Find out more about commonly used assertions, what they do, and how to use them in our blog post: How to Use JMeter Assertions in Three Easy Steps.
As I mentioned earlier, these let you view the results of a sampler. You can choose to view them in various formats, including a table, graph, tree, or log file. Listeners can be added anywhere in the test - but it’s important to know that they will only collect data from elements on the same level or below.
View Results Tree is the most commonly used listener as it presents all the test plan results in a user-friendly tree structure. Other listeners include the Assertion Results, Aggregate Report and Beanshell Listener.
One important thing to note: when you actually run the load tests, you should disable all your listeners as they use up a lot of memory. We’ll talk more about do’s and don’ts for running tests in the next blog post in this series.
How to Add Components to Your Test Plan
You can set up and add all of these components in the test plan before you run it. Here’s how:
Right click on the name of your test plan
Choose the component you want to set up and configure
That’s it! Need more JMeter training? Check out our free BlazeMeter University to get your free JMeter certification.
If you have any questions or comments, please share in the comments box below.
How the BlazeMeter Continuous Testing Platform Supports and Strengthens JMeter
While JMeter represents a strong and compelling way to perform load testing, of course, we recommend supplementing that tool with BlazeMeter, which lets you simulate up to millions of users in a single developer-friendly, self-service platform. With BlazeMeter, you can test the performance of any mobile app, website, or API in under 10 minutes. Here’s why we think the BlazeMeter/JMeter combination is attractive to developers:
- Simple Scalability – It’s easy to create large-scale JMeter tests. You can run far larger loads far more easily with BlazeMeter than you could with an in-house lab.
- Rapid-Start Deployment – BlazeMeter’s recorder helps you get started with JMeter right away, and BlazeMeter also provides complete tutorials and tips.
- Web-Based Interactive Reports – You can easily share results across distributed teams and overcome the limitations of JMeter’s standalone UI.
- Built-In Intelligence – BlazeMeter provides on-demand geographic distribution of load generation, including built-in CDN-aware testing.
BlazeMeter doesn’t just offer Performance Testing. Now it’s a full Continuous Testing platform that incorporates over 20 leading open source testing tools for load testing, API testing, GUI Functional Testing, and Mock Services.
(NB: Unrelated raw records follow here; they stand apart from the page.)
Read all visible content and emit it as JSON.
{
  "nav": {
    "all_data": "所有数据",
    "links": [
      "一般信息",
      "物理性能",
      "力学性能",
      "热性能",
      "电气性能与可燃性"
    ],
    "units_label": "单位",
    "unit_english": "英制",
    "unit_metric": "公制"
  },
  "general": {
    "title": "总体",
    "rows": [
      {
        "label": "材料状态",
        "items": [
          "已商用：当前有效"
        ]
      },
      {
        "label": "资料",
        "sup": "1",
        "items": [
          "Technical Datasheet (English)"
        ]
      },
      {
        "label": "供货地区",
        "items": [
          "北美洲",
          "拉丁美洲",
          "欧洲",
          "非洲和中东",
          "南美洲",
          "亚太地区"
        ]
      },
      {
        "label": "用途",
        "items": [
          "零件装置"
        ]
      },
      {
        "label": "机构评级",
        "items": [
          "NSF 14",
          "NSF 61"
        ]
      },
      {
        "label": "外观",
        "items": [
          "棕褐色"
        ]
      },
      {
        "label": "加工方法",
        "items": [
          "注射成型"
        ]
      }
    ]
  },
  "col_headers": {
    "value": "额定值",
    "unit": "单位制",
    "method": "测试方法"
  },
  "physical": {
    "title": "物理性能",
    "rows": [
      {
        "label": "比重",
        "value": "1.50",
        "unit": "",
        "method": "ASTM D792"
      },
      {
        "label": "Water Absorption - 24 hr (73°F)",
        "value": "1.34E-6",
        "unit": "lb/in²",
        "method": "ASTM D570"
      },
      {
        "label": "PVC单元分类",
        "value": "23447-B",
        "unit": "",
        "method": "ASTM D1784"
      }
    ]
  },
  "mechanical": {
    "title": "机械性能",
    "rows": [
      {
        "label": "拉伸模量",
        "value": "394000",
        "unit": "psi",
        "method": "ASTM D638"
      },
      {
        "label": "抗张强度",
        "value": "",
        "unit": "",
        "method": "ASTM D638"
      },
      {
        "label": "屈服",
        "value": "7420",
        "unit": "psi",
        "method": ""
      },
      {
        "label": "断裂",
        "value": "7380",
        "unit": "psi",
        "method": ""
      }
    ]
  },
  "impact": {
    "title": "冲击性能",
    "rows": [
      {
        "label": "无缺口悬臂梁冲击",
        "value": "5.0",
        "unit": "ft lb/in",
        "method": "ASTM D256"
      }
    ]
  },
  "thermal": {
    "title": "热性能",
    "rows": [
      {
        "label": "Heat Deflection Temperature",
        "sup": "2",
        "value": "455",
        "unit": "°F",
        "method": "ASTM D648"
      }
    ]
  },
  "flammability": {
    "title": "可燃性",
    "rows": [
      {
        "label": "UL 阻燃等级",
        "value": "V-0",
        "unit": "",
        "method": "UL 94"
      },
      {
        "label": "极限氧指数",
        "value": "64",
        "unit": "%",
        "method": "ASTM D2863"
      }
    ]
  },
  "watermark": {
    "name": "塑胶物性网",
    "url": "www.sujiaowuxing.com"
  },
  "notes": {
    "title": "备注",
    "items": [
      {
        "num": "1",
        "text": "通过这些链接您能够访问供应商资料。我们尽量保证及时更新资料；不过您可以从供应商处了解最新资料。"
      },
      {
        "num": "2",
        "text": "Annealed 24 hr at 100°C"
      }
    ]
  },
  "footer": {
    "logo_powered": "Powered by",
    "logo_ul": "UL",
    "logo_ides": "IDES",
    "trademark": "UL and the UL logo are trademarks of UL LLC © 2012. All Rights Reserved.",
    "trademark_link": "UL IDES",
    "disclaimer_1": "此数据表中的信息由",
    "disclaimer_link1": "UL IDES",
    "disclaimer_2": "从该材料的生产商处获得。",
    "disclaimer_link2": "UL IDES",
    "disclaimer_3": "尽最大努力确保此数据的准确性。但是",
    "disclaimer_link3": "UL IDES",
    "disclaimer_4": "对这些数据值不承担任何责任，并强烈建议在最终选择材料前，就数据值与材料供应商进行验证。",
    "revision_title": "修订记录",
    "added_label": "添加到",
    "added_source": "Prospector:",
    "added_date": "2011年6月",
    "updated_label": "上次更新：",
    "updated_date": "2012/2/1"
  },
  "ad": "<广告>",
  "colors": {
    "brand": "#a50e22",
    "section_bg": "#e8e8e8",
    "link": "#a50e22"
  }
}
To try out BlazeMeter, request a demo, or put your URL in the box below and your test will start in minutes.